When he returned to his native Philadelphia, Dickeson began giving lectures about his adventures in the West. He hired the artist John J. Egan to paint a massive panorama which served as a visual accompaniment to these lectures. The multi-scene panorama includes views of the prehistoric burial mounds Dickeson excavated as well as sensationalized versions of historical events that occurred in the region and of the daily life of Native Americans.
Although Dickeson did not paint the panorama himself, his drawings and recollections served as the basis for some of Egan's work. And he would have had the final say in the details of its composition, since each scene needed to suit the stories and reminiscences he planned to relate as he presented it. For example, scene 18 shows mounds on the Ferguson Plantation, positioned on bluffs overlooking the Mississippi River. Dickeson explored these in the summer of 1846 and would have been able to offer a firsthand explanation of the mounds' arrangement. At the base of one of the mounds, Dickeson's excavation is underway, carried out by plantation slaves. Additionally, the cypress trees near the river correspond to illustrations accompanying an article Dickeson co-authored for Lotus magazine titled "On the Cypress Timber of Mississippi and Louisiana."
Other scenes owe more to creative license than to Dickeson's personal recollection.
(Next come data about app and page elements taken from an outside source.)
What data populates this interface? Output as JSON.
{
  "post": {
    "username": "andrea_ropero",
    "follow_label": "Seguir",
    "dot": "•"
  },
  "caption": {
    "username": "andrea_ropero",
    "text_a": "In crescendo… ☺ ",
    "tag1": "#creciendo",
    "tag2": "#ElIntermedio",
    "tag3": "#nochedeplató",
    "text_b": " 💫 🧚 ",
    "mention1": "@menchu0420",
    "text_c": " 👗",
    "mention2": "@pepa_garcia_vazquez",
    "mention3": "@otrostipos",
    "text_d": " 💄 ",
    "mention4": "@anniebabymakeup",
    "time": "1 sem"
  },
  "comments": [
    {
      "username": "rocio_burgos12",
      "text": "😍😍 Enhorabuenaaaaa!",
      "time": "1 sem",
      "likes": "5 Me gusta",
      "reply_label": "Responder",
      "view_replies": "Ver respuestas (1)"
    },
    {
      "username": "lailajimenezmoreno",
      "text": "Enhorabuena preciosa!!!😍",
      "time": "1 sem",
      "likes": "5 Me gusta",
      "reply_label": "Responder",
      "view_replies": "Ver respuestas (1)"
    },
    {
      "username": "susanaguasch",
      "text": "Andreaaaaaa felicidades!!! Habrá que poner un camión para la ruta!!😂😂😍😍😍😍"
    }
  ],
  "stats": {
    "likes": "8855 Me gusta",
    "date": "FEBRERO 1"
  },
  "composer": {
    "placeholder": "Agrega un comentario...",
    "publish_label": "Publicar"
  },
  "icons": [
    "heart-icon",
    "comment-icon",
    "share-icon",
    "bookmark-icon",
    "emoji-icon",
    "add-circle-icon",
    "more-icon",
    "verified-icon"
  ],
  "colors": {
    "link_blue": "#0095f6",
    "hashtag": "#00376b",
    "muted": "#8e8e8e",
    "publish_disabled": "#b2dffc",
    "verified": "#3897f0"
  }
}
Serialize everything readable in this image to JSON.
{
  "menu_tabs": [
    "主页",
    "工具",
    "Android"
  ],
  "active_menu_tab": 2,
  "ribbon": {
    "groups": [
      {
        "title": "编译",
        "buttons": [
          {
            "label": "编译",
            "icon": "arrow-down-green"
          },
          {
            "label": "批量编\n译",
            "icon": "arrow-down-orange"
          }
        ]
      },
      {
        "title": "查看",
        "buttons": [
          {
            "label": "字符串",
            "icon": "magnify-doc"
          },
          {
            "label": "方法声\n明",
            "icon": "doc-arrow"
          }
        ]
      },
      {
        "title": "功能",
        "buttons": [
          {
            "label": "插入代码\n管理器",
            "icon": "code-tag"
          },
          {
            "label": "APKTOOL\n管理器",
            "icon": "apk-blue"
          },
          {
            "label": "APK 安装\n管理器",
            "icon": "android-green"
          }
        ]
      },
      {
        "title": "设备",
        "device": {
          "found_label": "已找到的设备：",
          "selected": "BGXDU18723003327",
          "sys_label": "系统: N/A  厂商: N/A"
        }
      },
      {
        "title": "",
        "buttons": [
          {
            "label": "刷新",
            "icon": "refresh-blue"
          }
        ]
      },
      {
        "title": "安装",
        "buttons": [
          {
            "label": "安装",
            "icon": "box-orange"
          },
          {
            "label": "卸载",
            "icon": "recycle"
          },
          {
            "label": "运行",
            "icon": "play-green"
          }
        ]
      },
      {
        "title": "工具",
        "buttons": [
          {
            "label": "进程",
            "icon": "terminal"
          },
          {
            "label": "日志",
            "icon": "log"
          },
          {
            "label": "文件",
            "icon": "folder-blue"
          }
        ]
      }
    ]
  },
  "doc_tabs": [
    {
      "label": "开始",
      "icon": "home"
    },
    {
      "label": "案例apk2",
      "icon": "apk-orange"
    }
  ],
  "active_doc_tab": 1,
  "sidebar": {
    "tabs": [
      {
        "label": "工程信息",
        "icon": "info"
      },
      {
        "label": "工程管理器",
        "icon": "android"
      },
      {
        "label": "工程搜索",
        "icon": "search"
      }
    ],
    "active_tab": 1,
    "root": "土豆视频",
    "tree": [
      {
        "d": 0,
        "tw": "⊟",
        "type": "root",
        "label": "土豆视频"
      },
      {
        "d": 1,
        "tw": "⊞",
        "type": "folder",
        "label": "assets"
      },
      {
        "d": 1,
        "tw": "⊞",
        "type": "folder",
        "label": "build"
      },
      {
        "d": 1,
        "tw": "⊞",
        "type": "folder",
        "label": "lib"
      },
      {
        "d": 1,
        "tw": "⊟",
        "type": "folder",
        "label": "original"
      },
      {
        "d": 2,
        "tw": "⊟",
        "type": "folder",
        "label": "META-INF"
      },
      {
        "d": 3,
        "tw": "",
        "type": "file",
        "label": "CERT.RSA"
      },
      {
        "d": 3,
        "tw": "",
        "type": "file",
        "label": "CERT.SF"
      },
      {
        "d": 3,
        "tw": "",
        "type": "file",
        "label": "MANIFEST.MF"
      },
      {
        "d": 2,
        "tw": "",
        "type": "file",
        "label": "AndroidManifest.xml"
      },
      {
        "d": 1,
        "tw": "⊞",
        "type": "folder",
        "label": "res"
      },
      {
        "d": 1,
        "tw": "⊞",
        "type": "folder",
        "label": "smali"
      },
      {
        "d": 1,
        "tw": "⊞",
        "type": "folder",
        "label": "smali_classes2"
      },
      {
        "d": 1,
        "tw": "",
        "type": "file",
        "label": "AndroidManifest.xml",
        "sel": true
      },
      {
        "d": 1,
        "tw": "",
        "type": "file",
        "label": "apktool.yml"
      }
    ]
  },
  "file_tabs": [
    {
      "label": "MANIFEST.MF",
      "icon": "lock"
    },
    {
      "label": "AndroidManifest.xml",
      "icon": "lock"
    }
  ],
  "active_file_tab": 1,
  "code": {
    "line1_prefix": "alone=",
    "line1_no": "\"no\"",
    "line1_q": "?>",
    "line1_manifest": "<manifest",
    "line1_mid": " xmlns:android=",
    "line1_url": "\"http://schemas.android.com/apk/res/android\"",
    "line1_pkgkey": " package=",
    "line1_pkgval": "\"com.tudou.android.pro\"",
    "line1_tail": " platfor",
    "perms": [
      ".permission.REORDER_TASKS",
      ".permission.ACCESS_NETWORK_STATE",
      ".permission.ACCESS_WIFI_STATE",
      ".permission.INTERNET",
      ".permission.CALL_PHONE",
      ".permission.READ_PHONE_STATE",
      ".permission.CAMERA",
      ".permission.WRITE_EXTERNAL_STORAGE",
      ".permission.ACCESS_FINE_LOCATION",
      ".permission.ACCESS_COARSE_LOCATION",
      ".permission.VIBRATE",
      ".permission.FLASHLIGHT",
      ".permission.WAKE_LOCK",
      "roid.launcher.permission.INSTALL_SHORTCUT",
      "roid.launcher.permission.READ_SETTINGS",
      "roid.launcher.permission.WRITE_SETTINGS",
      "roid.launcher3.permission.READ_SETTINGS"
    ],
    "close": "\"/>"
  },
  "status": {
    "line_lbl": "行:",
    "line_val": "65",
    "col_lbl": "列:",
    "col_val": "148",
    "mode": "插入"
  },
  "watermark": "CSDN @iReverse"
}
The second scene was labeled as "Circleville Aboriginal Tumuli; Cado Chiefs in Full Costume; Youths at Their War Practice." The position of the mounds and earthworks corresponds to nineteenth-century descriptions of the Circleville, Ohio, site, but the representation of the Native American group is much more fanciful. First, the Caddo tribe did not reside in Ohio. Furthermore, the figure at left is based on an earlier depiction of a member of yet another tribe, which did not live in Ohio either.
In every case, the scenes are broadly painted in saturated colors and calculated to accommodate the position of Dickeson's audience -- gathered in a crowd and seated at some distance from the scrolling painting. Sweeping gestures and dramatic lighting further heightened the theatricality of the experience. Egan sought to keep the audience's interest by representing a range of weather phenomena including storms, snow, a tornado, and a rainbow.
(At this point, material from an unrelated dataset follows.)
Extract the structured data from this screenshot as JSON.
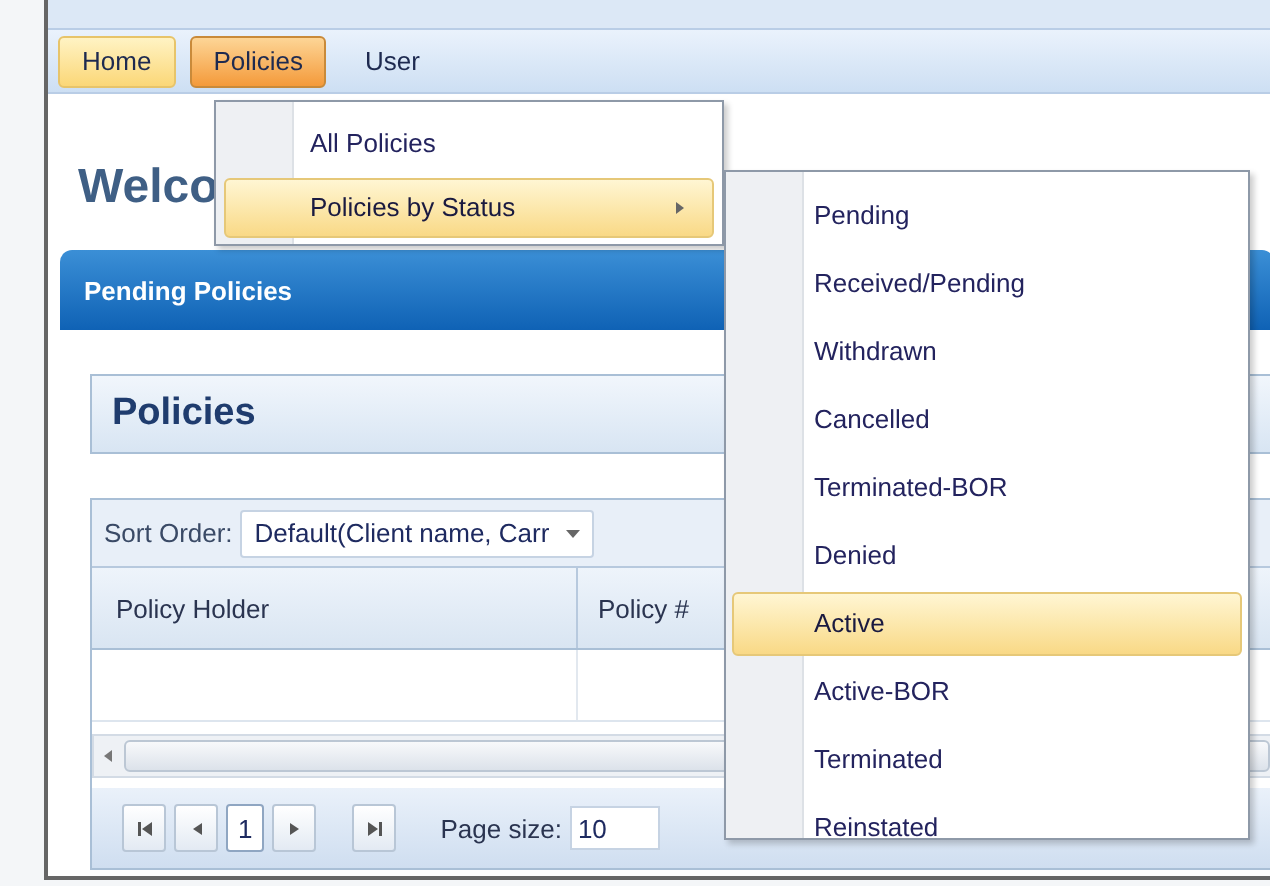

The panorama remained in Dickeson's family after his death, until 1899 when his brother sold it to the University of Pennsylvania Museum of Archaeology and Anthropology. The Saint Louis Art Museum borrowed the panorama for a 1949 exhibition about the Mississippi River and then finally purchased the work from the Pennsylvania Museum a few years later.
Restoring an American Treasure: The Panorama of the Monumental Grandeur of the Mississippi Valley features the in-gallery conservation of the Saint Louis Art Museum's moving panorama as well as drawings and artifacts from Dickeson's collection, held by the University of Pennsylvania Museum of Archaeology and Anthropology. The exhibition is curated by Janeen Turk, senior curatorial assistant, with conservation by Paul Haner, paintings conservator and will be on view in the Museum's main exhibition galleries from June 8 through September 3, 2012.
About the author
Janeen Turk is senior curatorial assistant at the Saint Louis Art Museum.
Resource Library editor's note:
Resource Library wishes to extend appreciation to Tessa Cheek, Communications Assistant, Saint Louis Art Museum, for her help concerning permission for publishing online the above essay.
Resource Library readers may also enjoy:
Read more articles and essays concerning this institutional source by visiting the sub-index page for the Saint Louis Art Museum in Resource Library.
Search Resource Library for thousands of articles and essays on American art.
Copyright 2012 Traditional Fine Arts Organization, Inc., an Arizona nonprofit corporation. All rights reserved.